Multi-Grammy Award-winning dancehall artiste Rexton 'Shabba Ranks' Gordon returned to Jamaica for his mother's funeral and delivered an impassioned speech at the graveside gathering that tugged at heartstrings with its sincerity, raw grief and the force of the entertainer's personality.
"All I can tell you about this woman ya is just love. She no teach I nothing more than love, she no give I nothing more than love. . the greatest weapon , the greatest machinery to live life, to face life and to defeat the struggle of life , my mother give me the blood of Jesus Christ...you can't survive, you cannot live without Jesus inna yu life...so today, over my mother's body, if you don't know God, you need fi get to know God , see the product of God ya," he said.
There was reportedly a viewing at Pastor Blair Deliverance Centre at 104 (Waltham Park Road) on Saturday. After that, the family travelled to her birthplace in Sturge Town, St Ann where she will be buried in the family plot.
Looking dapper in a white jacket, black shirt, gold chains, white pants, white shoes and a white bandana with 'Mama' written in gold lettering wrapped around his head, Shabba Ranks recounted the tenets of love, peace and empathy towards others that his mother imparted in his life while growing up in the Seaview Gardens community of Kingston.
"My old lady raised me in this manner. This lady put on the boxing gloves and show I how to strive and survive life. Wah mi say? When you hear Shabba say him love him mother and I man work hard inna life fi mek sure I mother alright. Mi is a yute grow inna the ghetto but mi don't know what ghetto life is because my mother work hard for her seven children, but for everyone else's children," he intoned to nods of agreement and cheers of approval from a small gathering of family and friends, some dressed in masks.
"From mi know my mother, she never yet cook a pot of food and her seven pickney alone eat that...everyone else get a plate. Is a woman who show I love, empathy. She had no animosity towards no one...she no rest in peace, she stand up in glory," he said.
He related an anecdote when he was 14-15 years, and how he almost gave up on music to resort to a life of mayhem and violence, but his mother's stern but gentle words returned him to his chosen path.
"There was prominent people inna this music that try to stop I , everything I try to do, dem try stop I, it happen when supposed go foreign, a man bonce me out and say 'don't carry Shabba cause him ah go run way'. I walk all the way from Jammys go straight ah Seaview and is a long walk that, and is taxi mi tek go down a Jammys," Shabba reminisced.
"When I reach in I house, I look at I mother, I say to I mother 'mi say I done with music...straight kill people and badness,' and she say 'wah? Kill people and badness?'. She say "no murderer no in my generation'," he continued while a woman shouted "ah my auntie say that".

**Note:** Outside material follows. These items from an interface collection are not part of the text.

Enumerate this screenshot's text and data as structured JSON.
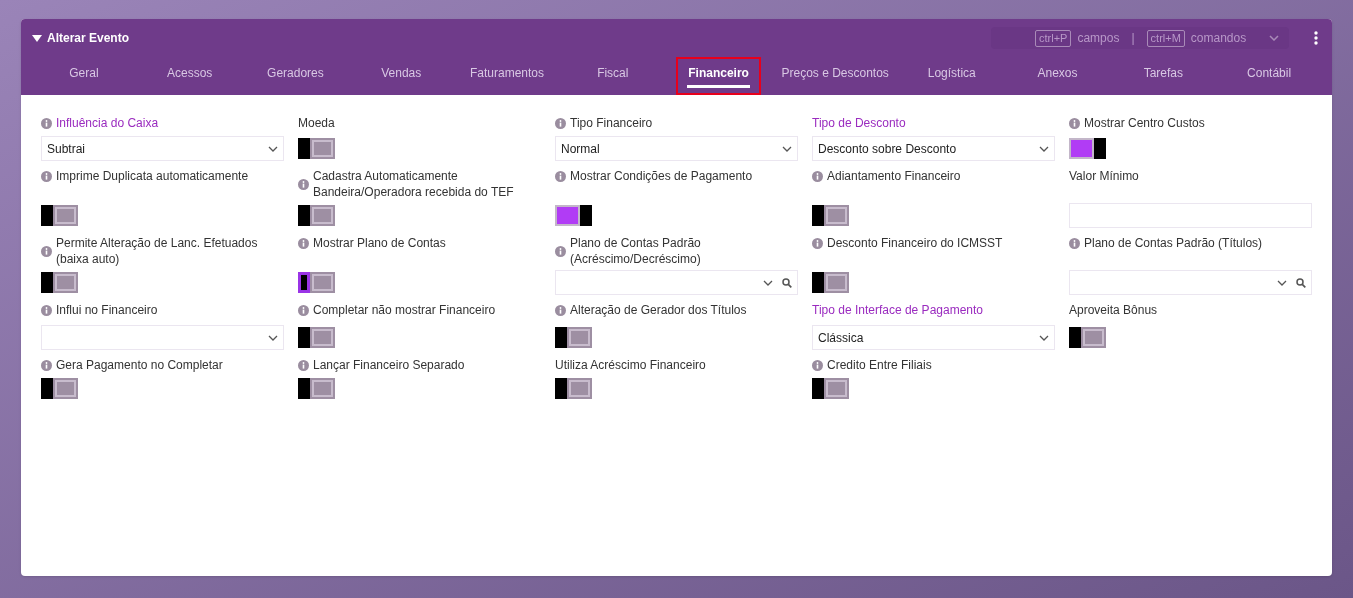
{
  "window": {
    "title": "Alterar Evento"
  },
  "shortcuts": [
    {
      "key": "ctrl+P",
      "label": "campos"
    },
    {
      "key": "ctrl+M",
      "label": "comandos"
    }
  ],
  "separator": "|",
  "tabs": [
    {
      "label": "Geral",
      "selected": false
    },
    {
      "label": "Acessos",
      "selected": false
    },
    {
      "label": "Geradores",
      "selected": false
    },
    {
      "label": "Vendas",
      "selected": false
    },
    {
      "label": "Faturamentos",
      "selected": false
    },
    {
      "label": "Fiscal",
      "selected": false
    },
    {
      "label": "Financeiro",
      "selected": true,
      "highlighted": true
    },
    {
      "label": "Preços e Descontos",
      "selected": false
    },
    {
      "label": "Logística",
      "selected": false
    },
    {
      "label": "Anexos",
      "selected": false
    },
    {
      "label": "Tarefas",
      "selected": false
    },
    {
      "label": "Contábil",
      "selected": false
    }
  ],
  "rows": [
    [
      {
        "label": "Influência do Caixa",
        "info": true,
        "required": true,
        "kind": "select",
        "value": "Subtrai"
      },
      {
        "label": "Moeda",
        "info": false,
        "required": false,
        "kind": "toggle",
        "on": false,
        "focused": false
      },
      {
        "label": "Tipo Financeiro",
        "info": true,
        "required": false,
        "kind": "select",
        "value": "Normal"
      },
      {
        "label": "Tipo de Desconto",
        "info": false,
        "required": true,
        "kind": "select",
        "value": "Desconto sobre Desconto"
      },
      {
        "label": "Mostrar Centro Custos",
        "info": true,
        "required": false,
        "kind": "toggle",
        "on": true,
        "focused": false
      }
    ],
    [
      {
        "label": "Imprime Duplicata automaticamente",
        "info": true,
        "required": false,
        "kind": "toggle",
        "on": false,
        "focused": false
      },
      {
        "label": "Cadastra Automaticamente Bandeira/Operadora recebida do TEF",
        "info": true,
        "required": false,
        "kind": "toggle",
        "on": false,
        "focused": false
      },
      {
        "label": "Mostrar Condições de Pagamento",
        "info": true,
        "required": false,
        "kind": "toggle",
        "on": true,
        "focused": false
      },
      {
        "label": "Adiantamento Financeiro",
        "info": true,
        "required": false,
        "kind": "toggle",
        "on": false,
        "focused": false
      },
      {
        "label": "Valor Mínimo",
        "info": false,
        "required": false,
        "kind": "text"
      }
    ],
    [
      {
        "label": "Permite Alteração de Lanc. Efetuados (baixa auto)",
        "info": true,
        "required": false,
        "kind": "toggle",
        "on": false,
        "focused": false
      },
      {
        "label": "Mostrar Plano de Contas",
        "info": true,
        "required": false,
        "kind": "toggle",
        "on": false,
        "focused": true
      },
      {
        "label": "Plano de Contas Padrão (Acréscimo/Decréscimo)",
        "info": true,
        "required": false,
        "kind": "lookup"
      },
      {
        "label": "Desconto Financeiro do ICMSST",
        "info": true,
        "required": false,
        "kind": "toggle",
        "on": false,
        "focused": false
      },
      {
        "label": "Plano de Contas Padrão (Títulos)",
        "info": true,
        "required": false,
        "kind": "lookup"
      }
    ],
    [
      {
        "label": "Influi no Financeiro",
        "info": true,
        "required": false,
        "kind": "select"
      },
      {
        "label": "Completar não mostrar Financeiro",
        "info": true,
        "required": false,
        "kind": "toggle",
        "on": false,
        "focused": false
      },
      {
        "label": "Alteração de Gerador dos Títulos",
        "info": true,
        "required": false,
        "kind": "toggle",
        "on": false,
        "focused": false
      },
      {
        "label": "Tipo de Interface de Pagamento",
        "info": false,
        "required": true,
        "kind": "select",
        "value": "Clássica"
      },
      {
        "label": "Aproveita Bônus",
        "info": false,
        "required": false,
        "kind": "toggle",
        "on": false,
        "focused": false
      }
    ],
    [
      {
        "label": "Gera Pagamento no Completar",
        "info": true,
        "required": false,
        "kind": "toggle",
        "on": false,
        "focused": false
      },
      {
        "label": "Lançar Financeiro Separado",
        "info": true,
        "required": false,
        "kind": "toggle",
        "on": false,
        "focused": false
      },
      {
        "label": "Utiliza Acréscimo Financeiro",
        "info": false,
        "required": false,
        "kind": "toggle",
        "on": false,
        "focused": false
      },
      {
        "label": "Credito Entre Filiais",
        "info": true,
        "required": false,
        "kind": "toggle",
        "on": false,
        "focused": false
      }
    ]
  ]
}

"No blood no de pon my generation. To how mi love how mi see yu a son, don't mek mi cry. Anywhere yu did a come from and ah talk bout kill, go back de and work harder, cause when God open up fi yu door, nobody can close it. She say 'siddown ya so, bawl if yu want bawl, cry if yu waan cry, holler if yu waan holler' but remember say is only the love of God can bring yu through," he said, as his voice cracked a little with emotion.

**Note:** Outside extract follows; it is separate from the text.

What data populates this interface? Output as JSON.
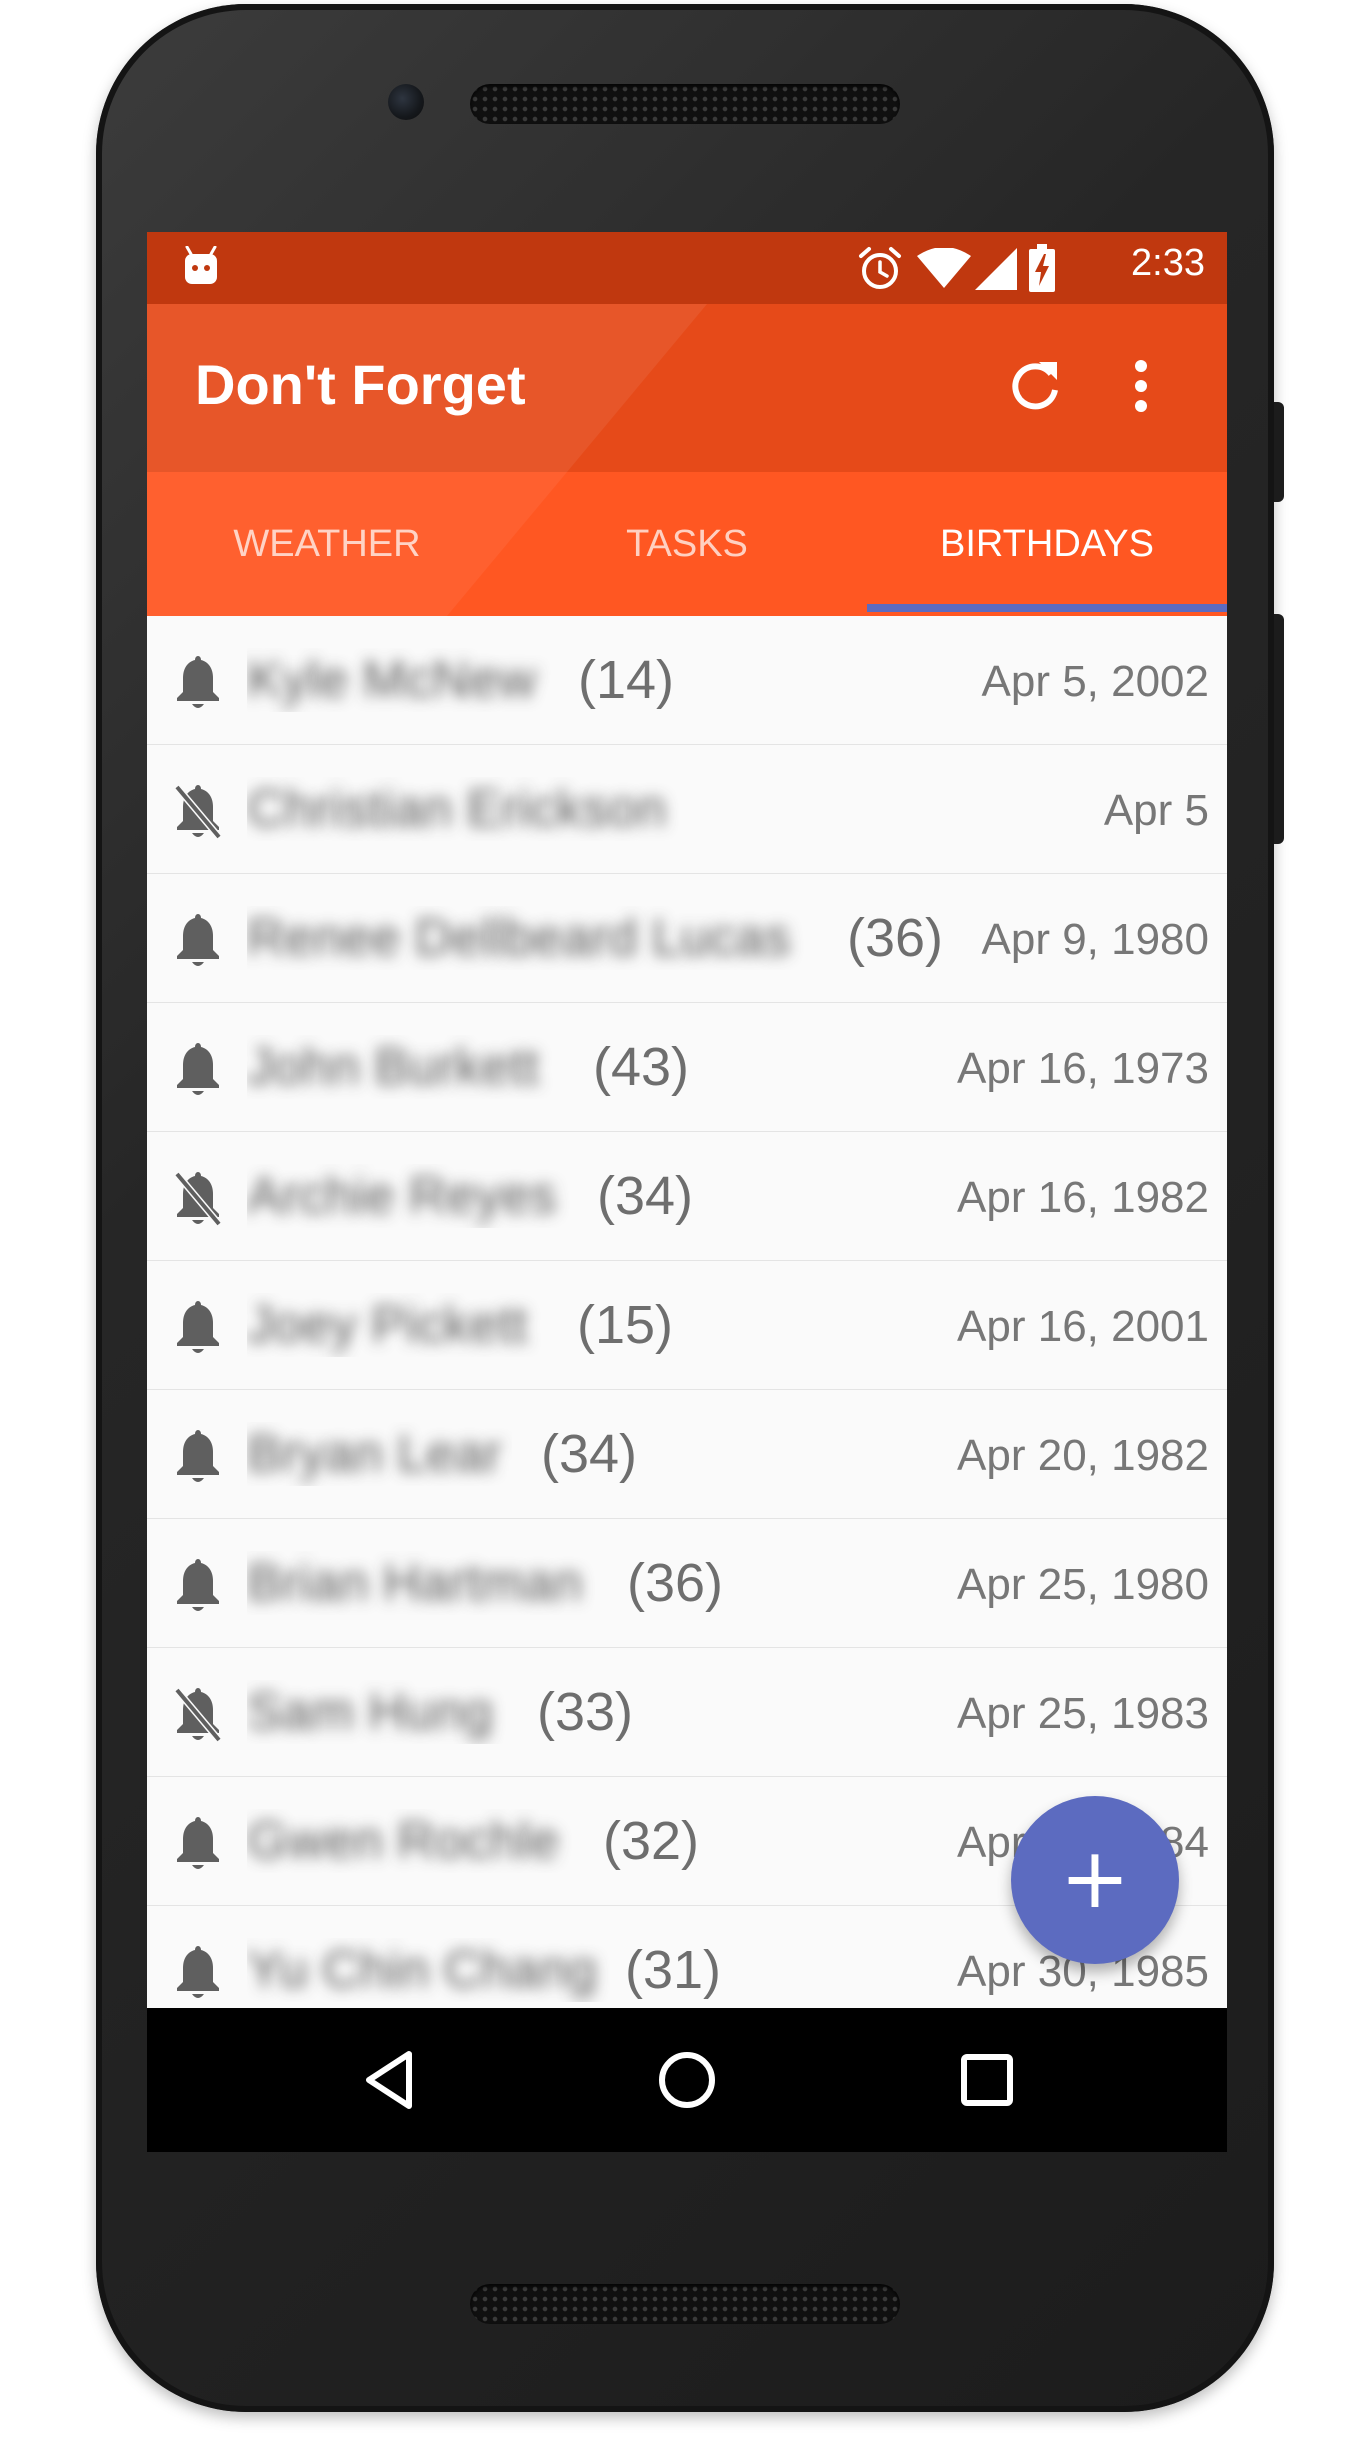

Then in closing, he turned to the beautiful casket.
"Hear mi woman, I thank you for everything that you've done for me, everything that you've done for me, I thank you. I know I live I life, and I know I mother know me love her, cause if it come for me to lose I life to let her live, mi woulda dead fi she live, brothers, mi woulda dead fi she live, sisters," he said.
He lamented that the only thing he couldn't give his mother was "the opening of the pearly gates to see Jesus' face'. Shabba said that his love for his mother set the precedence for him to love his wife.
"My mother is my first girlfriend, she taught me how to love my wife, people, mi love you all, thank oonu for your support," he concluded to cheers and applause from the gathering.
Mama Christie, 81, had been ailing for three years and passed away on February 23 after a short stay in hospital.